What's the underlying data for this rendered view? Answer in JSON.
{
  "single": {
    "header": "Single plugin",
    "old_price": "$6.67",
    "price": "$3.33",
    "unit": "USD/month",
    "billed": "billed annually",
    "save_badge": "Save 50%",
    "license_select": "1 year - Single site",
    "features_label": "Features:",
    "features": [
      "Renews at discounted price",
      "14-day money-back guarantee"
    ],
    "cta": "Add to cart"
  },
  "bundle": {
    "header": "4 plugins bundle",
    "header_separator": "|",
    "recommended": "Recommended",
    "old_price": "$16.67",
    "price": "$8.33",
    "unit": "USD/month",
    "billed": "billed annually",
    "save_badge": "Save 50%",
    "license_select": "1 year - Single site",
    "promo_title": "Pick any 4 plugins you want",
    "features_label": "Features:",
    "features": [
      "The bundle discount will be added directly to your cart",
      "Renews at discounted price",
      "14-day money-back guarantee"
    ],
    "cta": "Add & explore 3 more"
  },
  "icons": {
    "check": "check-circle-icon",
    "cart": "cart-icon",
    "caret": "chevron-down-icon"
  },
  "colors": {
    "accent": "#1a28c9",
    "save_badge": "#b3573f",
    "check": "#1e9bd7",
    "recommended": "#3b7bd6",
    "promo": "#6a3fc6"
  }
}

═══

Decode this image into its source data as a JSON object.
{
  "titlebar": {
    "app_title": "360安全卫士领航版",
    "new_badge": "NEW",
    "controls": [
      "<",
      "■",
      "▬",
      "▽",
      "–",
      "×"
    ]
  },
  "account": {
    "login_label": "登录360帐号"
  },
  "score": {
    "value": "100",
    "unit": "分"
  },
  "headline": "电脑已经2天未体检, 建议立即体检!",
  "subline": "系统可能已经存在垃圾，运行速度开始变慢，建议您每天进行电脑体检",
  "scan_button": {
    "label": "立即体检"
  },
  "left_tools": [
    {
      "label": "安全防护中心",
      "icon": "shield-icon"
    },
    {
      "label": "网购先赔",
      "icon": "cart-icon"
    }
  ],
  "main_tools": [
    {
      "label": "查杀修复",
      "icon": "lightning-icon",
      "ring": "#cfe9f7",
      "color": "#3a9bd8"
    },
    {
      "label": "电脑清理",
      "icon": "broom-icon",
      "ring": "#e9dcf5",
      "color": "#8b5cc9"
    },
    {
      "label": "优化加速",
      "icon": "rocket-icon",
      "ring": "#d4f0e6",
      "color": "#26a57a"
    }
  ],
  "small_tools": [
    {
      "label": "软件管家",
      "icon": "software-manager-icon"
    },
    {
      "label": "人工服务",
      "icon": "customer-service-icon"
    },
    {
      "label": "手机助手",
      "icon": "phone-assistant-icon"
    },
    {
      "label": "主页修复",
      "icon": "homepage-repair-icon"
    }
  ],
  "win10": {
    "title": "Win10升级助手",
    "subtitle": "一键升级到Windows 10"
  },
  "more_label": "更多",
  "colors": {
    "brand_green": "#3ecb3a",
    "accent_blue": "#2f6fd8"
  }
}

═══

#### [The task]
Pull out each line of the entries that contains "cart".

#### [Exercise solution]
    "cta": "Add to cart"
      "The bundle discount will be added directly to your cart",
    "cart": "cart-icon",
      "icon": "cart-icon"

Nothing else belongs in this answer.